By Alexander Duncan
As a Brit born and raised in Scotland, I take resolve from the fact that it looks like Scotland will vote to remain part of the UK but I am dismayed at our party’s promise of more devolved powers in return for such a vote. I am perturbed that this will only increase the likelihood of a future separation.
An oddity of the referendum is that the most popular option isn’t on the ballot; ‘Devo Max’ is widely polled as the Scottish people’s favourite outcome. An ever bigger curiosity is how popular this option has become when it hasn’t been defined. There is no strict consensus on which powers would be devolved, just more.
With this being the case, it is easy to understand why a party would want to endorse the most popular option. The problem is, the more differences we create between the way things are run in Scotland & the rest of the UK, the weaker our case is for a mutual government. The strongest case for not splitting up our country is that we have a shared culture and way of life. With every devolved power, Westminster becomes less the government for all British citizens and more the English overlords holding the purse strings.
That is not to say there can’t be change: it would be tyrannical and against our party’s beliefs to deny people more control over their own affairs. But right now there are only 3 options: the status quo, full independence or some undefined comfort in between.
Instead of being trapped between blocking all change and gradual devolution, the Conservatives should be seizing the initiative and offering the public another choice that actually reinforces the Union. Better minds can think of superior solutions, but one idea would be to devolve relevant powers straight to local councils.
Different issues obviously need different levels of government. How Devon decides to deal with social housing is of no import to Dundee, equally there is little use in organising the defence of only part of the Isles. But how many decisions need to be made at the regional level, how many issues affect Scotland and only Scotland and does a whole level of government need to be funded just to deal with these issues? Besides nationalistic pride, why must there be entirely different education systems in Scotland and the rest of the UK, are Scottish and English students inherently different?

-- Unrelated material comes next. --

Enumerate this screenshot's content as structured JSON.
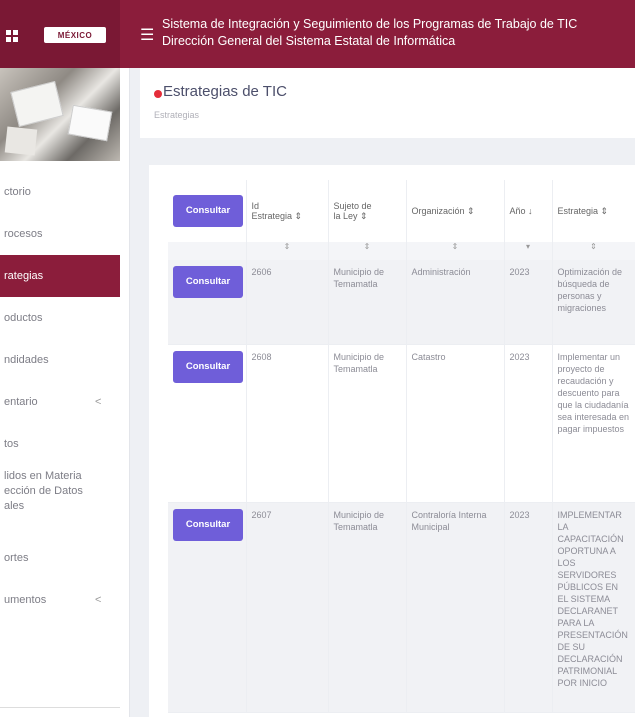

It is the Conservative’s natural habitat to be campaigning for more efficient and local government, so we should relish an opportunity to give people more local influence and create a standard method of democracy across the whole UK.
Of course this is just one idea and I would implore Conservatives to discuss amongst themselves alternatives as we must not let Scotland’s role in the UK be narrowly defined as a process of powers going from one Westminster to Holyrood till independence is achieved with only the times scale up for debate. To preserve the Union, the Conservatives need to propose a change that ensures people feel represented yet doesn’t institutionalize the difference between how Scotland and the rest of the UK is run.